Steven Bochco, the Emmy-winning television writer-producer who brought "Hill Street Blues," "L.A. Law" and "NYPD Blue" to the small screen, died Sunday after a battle with cancer. He was 74.
Bochco was the driving force behind some of TV’s most popular series for more than 30 years, with a specialty for serialized dramas with large ensemble casts and edgy plot points. Known for his headstrong ways, the celebrated producer was nominated for 30 Emmys and won 10.
"Steven reinvented the television drama by creating and executive-producing ‘Hill Street Blues’ [in 1981],” said TV executive Warren Littlefield, who worked with Bochco at NBC. “At first, television wasn't quite ready for this groundbreaking drama, certainly not on a network known for a talking car. Television critics celebrated it and at the Emmy Awards following Season One, a star was born. The DNA for quality drama at NBC was created by Steven Bochco and all of broadcasting would join NBC and covet what Steven was capable of doing."
Still, Bochco’s boundary-pushing methods as a producer could make some network executives skittish. But they often deferred to him and were ultimately rewarded with strong ratings and critical kudos, a combination that was less common in the pre-Peak TV era of the 1980s and ’90s.
“Even though the network is supposed to be the authority, I always looked at Steven as my teacher, my mentor, the genius that led me to the best decision,” said Ted Harbert, who worked with Bochco when he brought “Doogie Howser, M.D.” and “NYPD Blue” to ABC.
Bochco, who died in his sleep on Sunday, according to a family spokesperson who talked to the Associated Press, was known to have been battling leukemia for several years. In 2014, he received a stem cell transplant that was credited with prolonging his life.
A New York City native, Steven Ronald Bochco was born Dec. 16, 1943, to a violinist father and a painter-jewelry designer mother. He attended the High School of Music and Art in Manhattan for singing before spending a year at New York University. He graduated from Carnegie Mellon University with a theater degree in 1966.
While attending Carnegie Mellon, he received a fellowship from MCA that both helped him pay for school and landed him summer jobs at Universal Studios his last two years before graduating.
Bochco began at Universal in the mid-1960s, where he earned a reputation for being strong-willed. His refusal to allow the network to dictate his work earned him unprecedented creative control throughout his 50 years in the industry.
In 1987, after Bochco won Emmys for NBC with “Hill Street Blues” and “L.A. Law,” CBS legend William S. Paley offered the then-44-year-old the job of president of the network's entertainment division. Instead, Bochco signed a six-year, 10-series deal at ABC, worth about $10 million.
"There will be an awful lot of angry people if I screw this one up," he told The Times in 1987. "I want to justify the enormous commitment they [ABC] have made to me. If I can't do that, I'll kill it for the next person who comes down the road."

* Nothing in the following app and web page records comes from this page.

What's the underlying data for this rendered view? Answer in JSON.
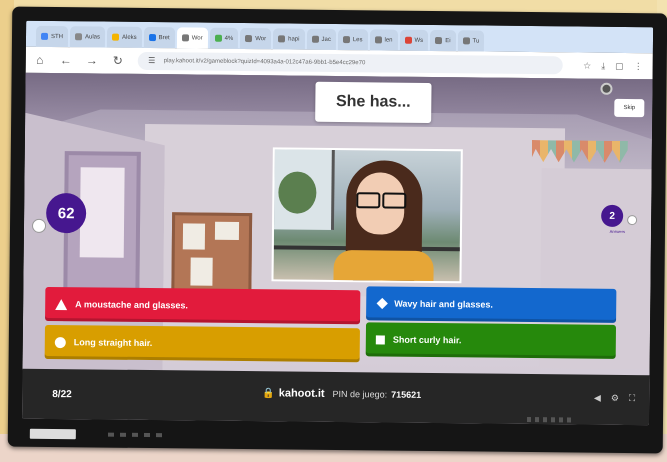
{
  "browser": {
    "tabs": [
      {
        "label": "STH",
        "color": "#4285f4",
        "active": false
      },
      {
        "label": "Aulas",
        "color": "#888888",
        "active": false
      },
      {
        "label": "Aleks",
        "color": "#f4b400",
        "active": false
      },
      {
        "label": "Bret",
        "color": "#1a73e8",
        "active": false
      },
      {
        "label": "Wor",
        "color": "#777777",
        "active": true
      },
      {
        "label": "4%",
        "color": "#4caf50",
        "active": false
      },
      {
        "label": "Wor",
        "color": "#777777",
        "active": false
      },
      {
        "label": "hapi",
        "color": "#777777",
        "active": false
      },
      {
        "label": "Jac",
        "color": "#777777",
        "active": false
      },
      {
        "label": "Les",
        "color": "#777777",
        "active": false
      },
      {
        "label": "len",
        "color": "#777777",
        "active": false
      },
      {
        "label": "Ws",
        "color": "#db4437",
        "active": false
      },
      {
        "label": "Ei",
        "color": "#777777",
        "active": false
      },
      {
        "label": "Tu",
        "color": "#777777",
        "active": false
      }
    ],
    "address": "play.kahoot.it/v2/gameblock?quizId=4093a4a-012c47a6-9bb1-b5e4cc29e70"
  },
  "game": {
    "question": "She has...",
    "skip_label": "Skip",
    "counter": "62",
    "answers_count": "2",
    "answers_label": "Answers",
    "answers": [
      {
        "text": "A moustache and glasses.",
        "shape": "triangle",
        "color": "#e21b3c"
      },
      {
        "text": "Wavy hair and glasses.",
        "shape": "diamond",
        "color": "#1368ce"
      },
      {
        "text": "Long straight hair.",
        "shape": "circle",
        "color": "#d89e00"
      },
      {
        "text": "Short curly hair.",
        "shape": "square",
        "color": "#26890c"
      }
    ],
    "footer": {
      "progress": "8/22",
      "site": "kahoot.it",
      "pin_label": "PIN de juego:",
      "pin": "715621"
    }
  }
}
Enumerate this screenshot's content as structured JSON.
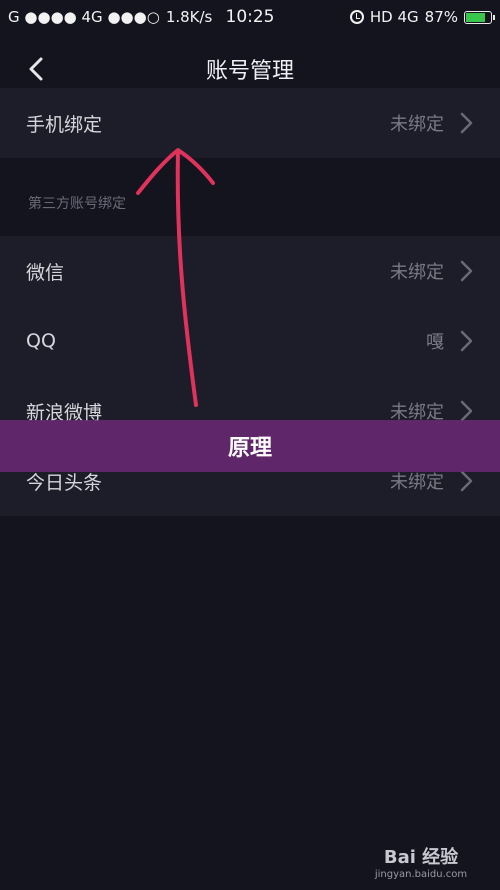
{
  "status_bar": {
    "carrier": "G ●●●● 4G ●●●○",
    "speed": "1.8K/s",
    "time": "10:25",
    "network": "HD 4G",
    "battery_percent": "87%",
    "battery_level": 0.87
  },
  "header": {
    "title": "账号管理"
  },
  "phone_binding": {
    "label": "手机绑定",
    "status": "未绑定"
  },
  "third_party": {
    "section_title": "第三方账号绑定",
    "items": [
      {
        "label": "微信",
        "status": "未绑定"
      },
      {
        "label": "QQ",
        "status": "嘎"
      },
      {
        "label": "新浪微博",
        "status": "未绑定"
      },
      {
        "label": "今日头条",
        "status": "未绑定"
      }
    ]
  },
  "banner": {
    "text": "原理"
  },
  "watermark": {
    "logo": "Bai 经验",
    "url": "jingyan.baidu.com"
  },
  "colors": {
    "background": "#14141f",
    "row_background": "#1d1d2a",
    "banner": "#6e2878",
    "annotation_arrow": "#e0325a"
  }
}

It was there that he produced hits such as "NYPD Blue" with David Milch and "Doogie Howser, M.D." with David E. Kelley, as well as some misses, including the musical drama "Cop Rock" and the serialized courtroom drama "Murder One."
At NBC, Bochco expanded the idea of a broadcast television cop show when he created “Hill Street Blues” with Michael Kozoll in 1981, and he did it again at ABC with "NYPD Blue” in 1993.
"What we did with 'NYPD Blue' opened up the world," he told The Times in 2014. "We were certainly aware of advancing the agenda.
"When I left 'Hill Street,' I said, 'I'm never going to do another police show ever' because I couldn't imagine doing one better," he said in 1995. "But a dozen years later [in 'NYPD Blue'], there's everything to wring from that old towel because the prevailing attitudes of the society shift." The series lasted 12 seasons.
In 2014, asked why he has largely been absent from the television landscape after years of being involved in so many series, Bochco quipped, "I'm just old," then added: "I don't actually have the drive I used to have. But working with these people in this environment suits me just fine."
Bochco married three times, the first time to Gabrielle Levin and then to Barbara Bosson, who co-starred in "Hill Street Blues." He later married TV executive Dayna Kalins in 2000. He is survived by his daughter, Melissa, and sons Jeffrey and Jesse.